For homeowners considering installing solar panels, an important consideration is whether or not the home’s solar panel system should be connected to the grid (grid-tied) or off the grid.
Although off-grid homes were more common in the past, grid-tied homes are increasing as the affordability and popularity of solar systems increase.
What is a grid-tied system?
A grid-tied solar panel system is simply a solar energy system that is connected to the electrical grid and, therefore, uses electricity from both the solar panel system and the electrical grid. Because of this, a grid-tied solar system doesn’t have to meet all of the electricity demands of the home.
If needed, the home can draw energy from the grid at times (such as on cloudy days or at night) when solar panels are not producing at full efficiency. Likewise, if more energy than is needed is generated by the solar panels of one home, that excess energy will be fed into the grid for use elsewhere.
Connecting your home to the grid
Connecting your home to the grid will require involvement from you and the provider of your solar panel system.
For starters, your solar system provider must know the local interconnection laws. The interconnection laws are rules and procedures that specifically apply to situations where a renewable energy system such as a solar energy system is “plugged” into the power grid. The interconnection laws state the terms that must be followed by both solar energy system owners and utilities.
In order to get started with a grid-tied system, your solar system provider will file interconnection and net metering applications to the utility company.
Benefits of a grid-tied system
A grid-tied solar system has several major advantages over off-the-grid solar systems:
Reliability: Solar panel systems are not perfect. There are bound to be days when efficiency is not what it could be and the system doesn’t produce enough. However, many of your daily (and nightly) activities will continue to require the use of electricity.
Unlike off-grid systems which may run out of power, grid-tied solar systems are less likely to leave you in the dark at inopportune times. If the power generated from your solar panel system is less than optimal, extra energy will be pulled from the grid. The grid essentially acts as a backup for your solar energy system.
Less energy is wasted as a result and the efficiency of your solar power system goes up. Except in the event of a power outage, you will always have access to electricity during any time of day, as long as your system is connected to the grid.

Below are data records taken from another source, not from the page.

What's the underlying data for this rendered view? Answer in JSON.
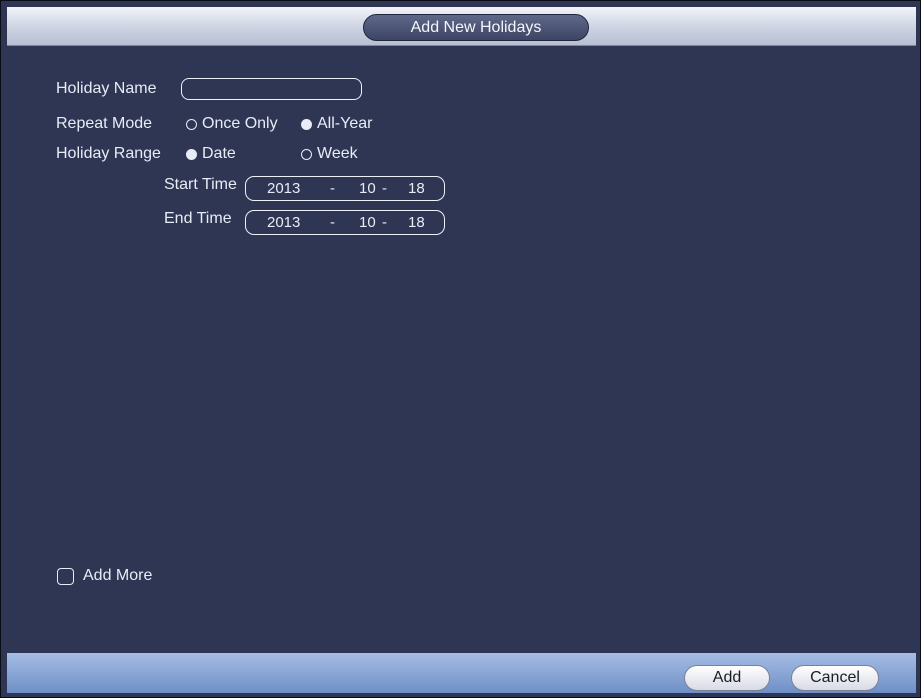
{
  "dialog": {
    "title": "Add New Holidays"
  },
  "form": {
    "holiday_name_label": "Holiday Name",
    "holiday_name_value": "",
    "repeat_mode_label": "Repeat Mode",
    "repeat_mode_options": [
      "Once Only",
      "All-Year"
    ],
    "repeat_mode_selected": "All-Year",
    "holiday_range_label": "Holiday Range",
    "holiday_range_options": [
      "Date",
      "Week"
    ],
    "holiday_range_selected": "Date",
    "start_time_label": "Start Time",
    "start_time": {
      "year": "2013",
      "month": "10",
      "day": "18"
    },
    "end_time_label": "End Time",
    "end_time": {
      "year": "2013",
      "month": "10",
      "day": "18"
    },
    "date_separator": "-"
  },
  "add_more": {
    "label": "Add More",
    "checked": false
  },
  "buttons": {
    "add": "Add",
    "cancel": "Cancel"
  }
}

Costs: To function properly, off-grid solar energy systems require more specialized equipment that gets expensive quickly. Clearly, less equipment generally means lower installation and maintenance costs. This happens to be the case with most grid-tied systems. Since the power grid functions as a battery for your system, you not only don’t have to pay for batteries, you do not have to pay for the maintenance that is involved with those batteries.
Net metering: The key concept to understand about a grid-tied system is that it gives you the ability to feed power to the grid during the day, when you may be producing excess energy, and to use the grid supply at night. Net metering is a billing process that credits the owners of grid-tied systems when they produce more energy than the home needs.
Because grid-tied homes are usually net-metered, the power meter tracks this exchange between your solar system and the grid. Excess energy generation leads to your power meter spinning backward rather than forward, thus giving you a credit. The credit can be used to offset payments for future power usage.